TASK BRIEF: Below is a listing to repeat exactly, with its pictures left out.

[Start of section]

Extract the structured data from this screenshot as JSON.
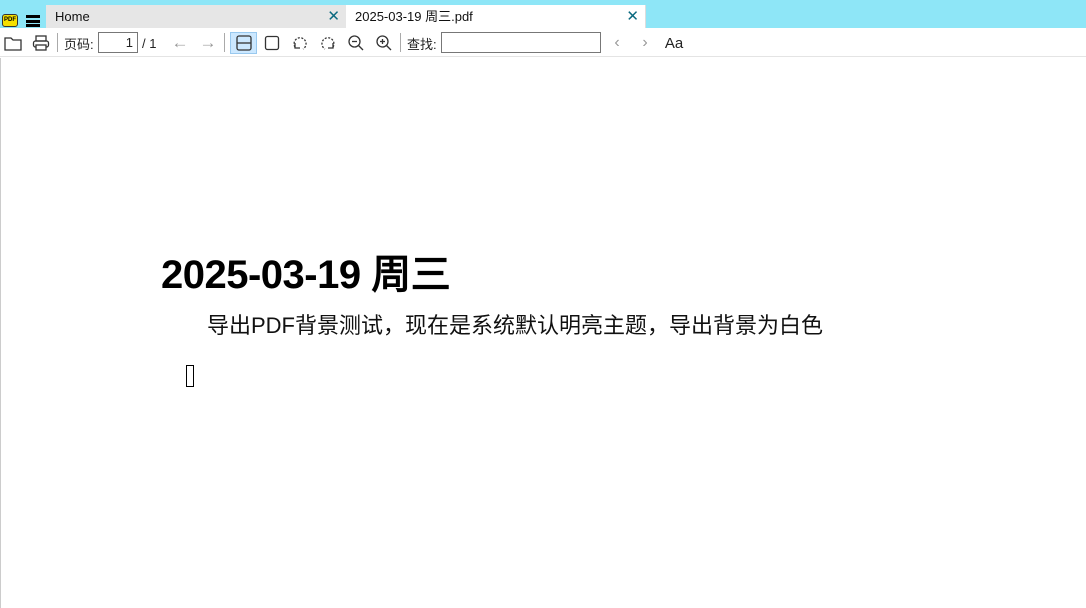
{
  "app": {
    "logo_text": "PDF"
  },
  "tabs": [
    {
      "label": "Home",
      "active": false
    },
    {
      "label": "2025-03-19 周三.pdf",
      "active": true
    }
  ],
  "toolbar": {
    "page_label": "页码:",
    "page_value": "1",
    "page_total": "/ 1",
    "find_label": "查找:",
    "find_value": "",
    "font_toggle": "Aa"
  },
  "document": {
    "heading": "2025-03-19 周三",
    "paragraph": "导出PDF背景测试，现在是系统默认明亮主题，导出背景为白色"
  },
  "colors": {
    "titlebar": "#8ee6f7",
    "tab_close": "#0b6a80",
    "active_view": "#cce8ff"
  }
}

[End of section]

EXERCISE RESPONSE:
Extract the structured data from this screenshot as JSON.
{
  "app": {
    "logo_text": "PDF"
  },
  "tabs": [
    {
      "label": "Home",
      "active": false
    },
    {
      "label": "2025-03-19 周三.pdf",
      "active": true
    }
  ],
  "toolbar": {
    "page_label": "页码:",
    "page_value": "1",
    "page_total": "/ 1",
    "find_label": "查找:",
    "find_value": "",
    "font_toggle": "Aa"
  },
  "document": {
    "heading": "2025-03-19 周三",
    "paragraph": "导出PDF背景测试，现在是系统默认明亮主题，导出背景为白色"
  },
  "colors": {
    "titlebar": "#8ee6f7",
    "tab_close": "#0b6a80",
    "active_view": "#cce8ff"
  }
}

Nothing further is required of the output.